The Irish Times view on Ireland’s environment: running out of time
Our ecosystems are in very poor condition, and getting worse
Many of us still see biodiversity loss as a distant abstraction and climate change as a futuristic scenario, so we kick these cans down the road, and continue with business as usual. Photograph: Bryan O’Brien
This week’s Environmental Protection Agency (EPA) report on our environment lays bare, in forensic detail, the abysmal failure by successive governments, state bodies, businesses and ourselves as individuals to care for, as Pope Francis puts it, “our common home”. This is not a niche issue or fuzzy sentiment. The Pope’s analogy rings true: if we cared for our homes the way we care for the environment, we would be falling through our floors and wading through toxic sewage.
But many of us still see biodiversity loss as a distant abstraction and climate change as a futuristic scenario. So we kick these cans down the road, and continue with business as usual.
The EPA report spells out, in sober, evidence-based language, the consequences of our lethal myopia. This four-yearly assessment is integrated across all sectors, “seeing the environment in its totality so that we can understand our impact, both positive and negative. In our human, ecological and physical systems everything is connected. Ireland’s atmospheric, terrestrial including soils, freshwater and marine systems are essential to the health of its citizens and the functioning of its economy”.
These systems, the EPA tells us, are “under unprecedented pressure”. Every sectoral assessment is alarming. On climate, the position is “very poor”, with continuing high greenhouse gas emissions. The Climate Action Plan is a “first step”, but “major transition and system change” is needed. Water quality, especially in rivers, continues to deteriorate. Our ecosystems are mostly in “very poor” condition, and also getting worse.
What should be done? There is an urgent need, as the report states, for “a single, overarching, national environmental policy position”. Environmental costs and benefits must be explicitly factored in across all departments and sectors. The natural capital accounting system being developed in an EPA study could create common metrics informing such an integrated position.
Meanwhile, failure to meet existing targets and enforce existing regulations has been notorious. The report does not say so, but the National Parks and Wildlife Service has proved sadly unequal to some of its responsibilities, sometimes failing to protect iconic ecosystems even in the national parks it manages. It needs to be radically reformed and properly resourced.
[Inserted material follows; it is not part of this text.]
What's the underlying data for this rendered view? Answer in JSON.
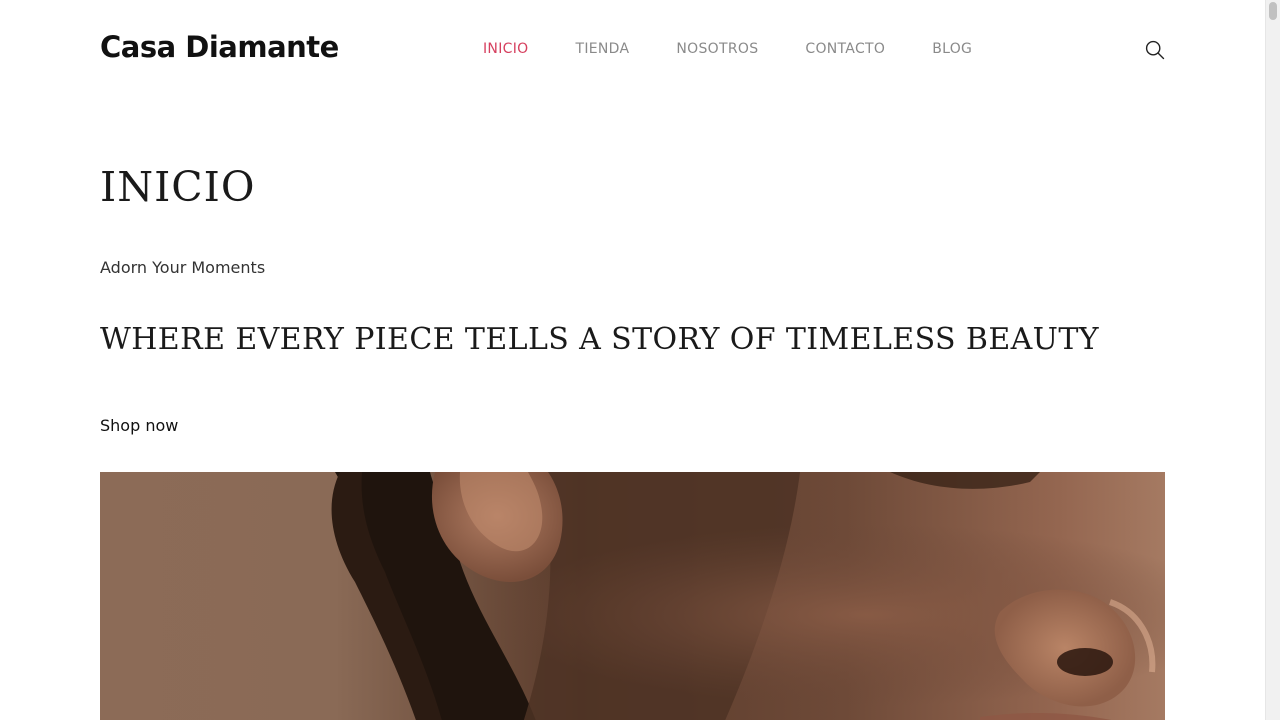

But none of this will work, as the report wisely states, without effective communication and engagement with citizens and local communities, and economic supports to ensure a truly just transition.
We still have time to restore our degraded environment, and become worthy of the green reputation we so love to project abroad. But a massive shift in attitudes and behaviours, at all levels, is necessary, now.